Directions » How many of the lines below contain the word "text"? Only the number is wanted.

Excerpted data »
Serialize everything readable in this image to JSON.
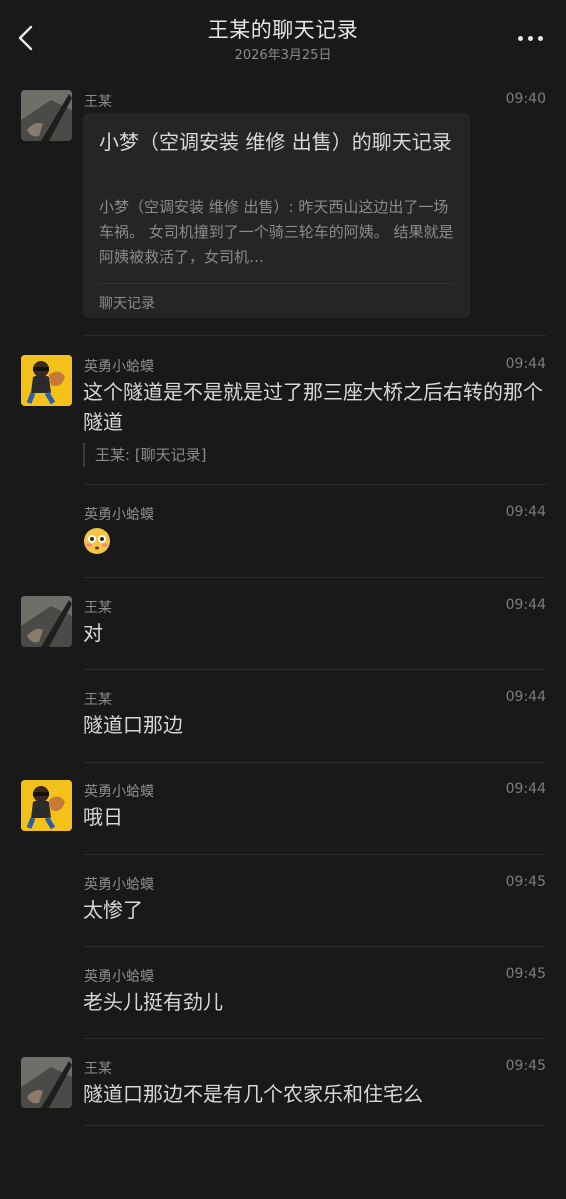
{
  "header": {
    "title": "王某的聊天记录",
    "date": "2026年3月25日"
  },
  "messages": [
    {
      "sender": "王某",
      "time": "09:40",
      "avatar": "wang",
      "card": {
        "title": "小梦（空调安装 维修 出售）的聊天记录",
        "preview": "小梦（空调安装 维修 出售）: 昨天西山这边出了一场车祸。 女司机撞到了一个骑三轮车的阿姨。 结果就是阿姨被救活了，女司机…",
        "footer": "聊天记录"
      }
    },
    {
      "sender": "英勇小蛤蟆",
      "time": "09:44",
      "avatar": "frog",
      "text": "这个隧道是不是就是过了那三座大桥之后右转的那个隧道",
      "quote": "王某: [聊天记录]"
    },
    {
      "sender": "英勇小蛤蟆",
      "time": "09:44",
      "emoji": "flushed-face-icon"
    },
    {
      "sender": "王某",
      "time": "09:44",
      "avatar": "wang",
      "text": "对"
    },
    {
      "sender": "王某",
      "time": "09:44",
      "text": "隧道口那边"
    },
    {
      "sender": "英勇小蛤蟆",
      "time": "09:44",
      "avatar": "frog",
      "text": "哦日"
    },
    {
      "sender": "英勇小蛤蟆",
      "time": "09:45",
      "text": "太惨了"
    },
    {
      "sender": "英勇小蛤蟆",
      "time": "09:45",
      "text": "老头儿挺有劲儿"
    },
    {
      "sender": "王某",
      "time": "09:45",
      "avatar": "wang",
      "text": "隧道口那边不是有几个农家乐和住宅么"
    }
  ],
  "colors": {
    "background": "#191919",
    "card": "#252525",
    "avatar_frog_bg": "#f3c21a"
  },
  "icons": [
    "back-chevron-icon",
    "more-dots-icon",
    "flushed-face-icon"
  ]
}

Answer for this exercise » 7